Some states do not require a person, corporation or LLC to get a license to use a fictitious business name in order to operate business using that name. The U.S. Small Business Administration offers a list of each state’s filing requirements regarding DBA licenses (see Resources). Your state does require that you name the LLC at the time you file your LLC, and this name becomes your legal business name. According to the Small Business Administration website, “Your business' legal name is required on all government forms and applications, including your application for employer tax identifications, licenses and permits.”
An LLC is not recognized as a business structure by the federal government. Under your legal business name, you must choose to be taxed as a sole proprietorship, partnership or corporation. You need an Employer Identification Number from the Internal Revenue Service after you establish your LLC. You can report your income from business conducted under two or more DBA names using the same EIN. As the IRS states on its website, you are not required to obtain new EINs if you operate under multiple business names, locations or divisions of the same corporation.
Operating two businesses under one LLC can mean keeping separate ledgers and bank accounts for each business. Your bank may require you to use separate bank accounts for each DBA name so that checks written to your businesses match the appropriate accounts. It can get messy to mingle funds or bookkeeping from multiple businesses, even if you’re meticulous in your accounting practices.
Separate LLCs Tip
Organizing two separate LLCs, instead of operating two DBAs owned by one LLC, might be necessary if you’re operating in two different industries, or if your businesses are otherwise vastly different from each other. Establishing each business as its own LLC might also be in order if one business puts your personal assets at greater risk than the other, or if you intend to sell one of the businesses and not the other someday.

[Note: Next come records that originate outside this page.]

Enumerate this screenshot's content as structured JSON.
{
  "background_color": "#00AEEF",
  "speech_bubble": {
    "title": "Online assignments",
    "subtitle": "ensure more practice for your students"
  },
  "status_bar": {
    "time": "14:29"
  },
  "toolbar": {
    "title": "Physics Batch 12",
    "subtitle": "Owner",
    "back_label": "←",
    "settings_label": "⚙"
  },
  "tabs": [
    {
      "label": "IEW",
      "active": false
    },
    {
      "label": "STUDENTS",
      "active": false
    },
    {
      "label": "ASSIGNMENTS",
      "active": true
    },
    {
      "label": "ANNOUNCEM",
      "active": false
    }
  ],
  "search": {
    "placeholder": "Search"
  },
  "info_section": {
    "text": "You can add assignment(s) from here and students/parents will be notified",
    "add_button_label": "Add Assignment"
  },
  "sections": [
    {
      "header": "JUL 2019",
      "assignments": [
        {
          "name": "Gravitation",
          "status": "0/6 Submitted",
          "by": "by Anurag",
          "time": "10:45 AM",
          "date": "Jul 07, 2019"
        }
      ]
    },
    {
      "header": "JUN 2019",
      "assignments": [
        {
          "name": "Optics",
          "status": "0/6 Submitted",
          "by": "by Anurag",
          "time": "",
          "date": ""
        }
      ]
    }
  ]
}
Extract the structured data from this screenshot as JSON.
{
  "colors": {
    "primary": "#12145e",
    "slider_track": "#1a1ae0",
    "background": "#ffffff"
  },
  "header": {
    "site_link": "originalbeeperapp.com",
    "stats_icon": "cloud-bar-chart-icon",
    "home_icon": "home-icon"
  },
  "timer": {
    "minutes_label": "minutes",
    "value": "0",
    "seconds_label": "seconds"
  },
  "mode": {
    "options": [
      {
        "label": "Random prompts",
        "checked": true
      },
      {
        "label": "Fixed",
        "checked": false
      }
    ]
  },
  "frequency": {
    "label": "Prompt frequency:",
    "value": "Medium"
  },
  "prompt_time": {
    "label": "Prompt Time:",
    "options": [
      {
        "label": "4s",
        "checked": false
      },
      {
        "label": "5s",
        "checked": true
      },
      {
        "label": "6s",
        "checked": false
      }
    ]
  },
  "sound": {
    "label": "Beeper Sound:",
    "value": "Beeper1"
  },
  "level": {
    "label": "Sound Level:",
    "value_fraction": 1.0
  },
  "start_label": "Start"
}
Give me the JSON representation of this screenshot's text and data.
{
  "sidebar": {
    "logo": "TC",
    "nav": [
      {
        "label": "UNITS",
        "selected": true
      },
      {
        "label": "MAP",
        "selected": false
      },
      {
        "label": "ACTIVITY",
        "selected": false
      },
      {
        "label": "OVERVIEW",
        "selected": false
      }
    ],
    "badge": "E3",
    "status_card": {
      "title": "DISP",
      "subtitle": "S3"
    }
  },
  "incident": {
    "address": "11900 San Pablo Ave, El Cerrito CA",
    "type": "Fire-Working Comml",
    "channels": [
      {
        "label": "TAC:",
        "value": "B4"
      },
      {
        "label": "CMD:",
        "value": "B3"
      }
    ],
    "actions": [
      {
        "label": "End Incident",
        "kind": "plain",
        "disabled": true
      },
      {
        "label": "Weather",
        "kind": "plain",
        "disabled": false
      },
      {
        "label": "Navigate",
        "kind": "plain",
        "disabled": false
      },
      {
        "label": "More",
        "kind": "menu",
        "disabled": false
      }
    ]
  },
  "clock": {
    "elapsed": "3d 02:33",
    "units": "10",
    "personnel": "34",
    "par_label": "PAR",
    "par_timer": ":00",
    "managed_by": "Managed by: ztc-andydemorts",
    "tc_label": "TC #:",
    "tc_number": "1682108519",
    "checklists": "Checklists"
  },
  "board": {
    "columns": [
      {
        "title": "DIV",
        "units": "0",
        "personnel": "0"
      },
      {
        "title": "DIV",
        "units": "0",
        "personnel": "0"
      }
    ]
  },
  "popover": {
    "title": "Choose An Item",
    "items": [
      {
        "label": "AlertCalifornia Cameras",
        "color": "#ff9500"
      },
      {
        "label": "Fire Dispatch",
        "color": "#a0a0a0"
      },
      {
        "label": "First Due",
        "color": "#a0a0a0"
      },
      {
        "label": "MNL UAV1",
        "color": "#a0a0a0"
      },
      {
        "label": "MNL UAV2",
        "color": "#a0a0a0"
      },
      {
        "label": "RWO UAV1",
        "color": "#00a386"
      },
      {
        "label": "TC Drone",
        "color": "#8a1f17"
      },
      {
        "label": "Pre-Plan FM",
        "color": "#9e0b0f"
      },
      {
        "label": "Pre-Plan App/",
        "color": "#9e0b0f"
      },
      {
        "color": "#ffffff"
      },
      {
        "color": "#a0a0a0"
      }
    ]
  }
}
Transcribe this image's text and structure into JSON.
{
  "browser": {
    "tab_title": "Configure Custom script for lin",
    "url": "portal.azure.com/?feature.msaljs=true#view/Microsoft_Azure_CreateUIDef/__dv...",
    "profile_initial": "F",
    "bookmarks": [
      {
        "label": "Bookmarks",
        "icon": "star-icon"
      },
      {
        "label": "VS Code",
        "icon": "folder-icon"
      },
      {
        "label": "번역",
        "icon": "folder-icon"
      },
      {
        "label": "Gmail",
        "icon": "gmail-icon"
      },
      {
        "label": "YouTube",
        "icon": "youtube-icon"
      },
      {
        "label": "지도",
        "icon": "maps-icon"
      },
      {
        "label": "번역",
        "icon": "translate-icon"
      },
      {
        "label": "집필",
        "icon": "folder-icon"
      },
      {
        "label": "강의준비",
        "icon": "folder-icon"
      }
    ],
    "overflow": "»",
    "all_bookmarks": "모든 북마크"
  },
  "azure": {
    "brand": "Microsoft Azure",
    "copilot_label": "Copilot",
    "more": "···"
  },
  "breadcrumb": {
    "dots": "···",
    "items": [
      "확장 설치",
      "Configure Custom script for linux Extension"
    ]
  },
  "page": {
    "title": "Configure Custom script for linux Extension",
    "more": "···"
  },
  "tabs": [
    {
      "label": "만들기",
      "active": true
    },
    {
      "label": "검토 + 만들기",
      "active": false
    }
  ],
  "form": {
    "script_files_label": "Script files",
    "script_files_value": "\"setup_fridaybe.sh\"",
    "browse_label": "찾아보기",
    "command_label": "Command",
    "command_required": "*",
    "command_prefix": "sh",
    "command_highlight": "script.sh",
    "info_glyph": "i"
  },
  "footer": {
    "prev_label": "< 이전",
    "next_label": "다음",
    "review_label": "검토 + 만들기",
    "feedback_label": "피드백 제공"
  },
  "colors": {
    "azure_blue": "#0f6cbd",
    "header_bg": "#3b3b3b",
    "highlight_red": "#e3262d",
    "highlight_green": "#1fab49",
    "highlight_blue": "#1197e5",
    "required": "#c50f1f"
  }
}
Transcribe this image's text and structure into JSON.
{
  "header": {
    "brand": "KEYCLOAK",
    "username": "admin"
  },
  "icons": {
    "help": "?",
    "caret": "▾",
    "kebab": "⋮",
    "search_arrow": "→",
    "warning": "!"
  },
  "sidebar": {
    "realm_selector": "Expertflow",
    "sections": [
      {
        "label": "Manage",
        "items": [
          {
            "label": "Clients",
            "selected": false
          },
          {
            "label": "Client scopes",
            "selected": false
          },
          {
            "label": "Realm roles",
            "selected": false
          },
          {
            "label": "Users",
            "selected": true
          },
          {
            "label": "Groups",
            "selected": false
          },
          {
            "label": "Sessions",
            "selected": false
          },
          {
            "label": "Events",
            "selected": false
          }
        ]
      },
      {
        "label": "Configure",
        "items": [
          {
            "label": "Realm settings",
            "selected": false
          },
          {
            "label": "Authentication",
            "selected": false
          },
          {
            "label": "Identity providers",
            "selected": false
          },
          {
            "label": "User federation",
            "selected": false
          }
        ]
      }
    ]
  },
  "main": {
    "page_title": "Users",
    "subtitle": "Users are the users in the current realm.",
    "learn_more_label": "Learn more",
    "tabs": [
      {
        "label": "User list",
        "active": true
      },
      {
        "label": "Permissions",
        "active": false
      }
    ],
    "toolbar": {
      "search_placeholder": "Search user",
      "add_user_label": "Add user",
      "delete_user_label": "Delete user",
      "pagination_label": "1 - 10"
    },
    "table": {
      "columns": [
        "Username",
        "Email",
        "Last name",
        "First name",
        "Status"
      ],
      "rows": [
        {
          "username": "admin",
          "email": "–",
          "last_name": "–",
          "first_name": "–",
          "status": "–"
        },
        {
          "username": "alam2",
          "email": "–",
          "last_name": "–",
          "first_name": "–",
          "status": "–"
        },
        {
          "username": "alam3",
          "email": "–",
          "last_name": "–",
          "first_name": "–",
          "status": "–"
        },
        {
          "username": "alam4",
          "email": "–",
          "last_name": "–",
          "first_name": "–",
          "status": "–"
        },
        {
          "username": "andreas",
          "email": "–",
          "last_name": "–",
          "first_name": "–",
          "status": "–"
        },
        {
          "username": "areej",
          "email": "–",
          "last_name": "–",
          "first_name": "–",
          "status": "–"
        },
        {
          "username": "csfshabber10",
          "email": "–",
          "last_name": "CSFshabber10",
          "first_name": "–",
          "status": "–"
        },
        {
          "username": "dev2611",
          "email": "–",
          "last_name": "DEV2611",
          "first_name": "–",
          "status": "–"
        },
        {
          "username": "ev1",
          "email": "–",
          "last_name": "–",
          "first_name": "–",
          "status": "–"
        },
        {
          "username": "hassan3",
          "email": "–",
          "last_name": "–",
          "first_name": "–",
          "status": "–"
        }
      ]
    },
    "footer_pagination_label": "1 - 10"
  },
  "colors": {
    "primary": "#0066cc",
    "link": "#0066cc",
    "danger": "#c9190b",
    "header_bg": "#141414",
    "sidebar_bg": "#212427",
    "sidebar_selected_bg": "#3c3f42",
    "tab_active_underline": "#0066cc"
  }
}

A writer since 1995, Christian Fisher is an author specializing in personal empowerment and professional success. From 2000 to 2005, he wrote true stories of human triumph for "Woman's World" magazine. Since 2004, he has also helped launch businesses including a music licensing company and a music school.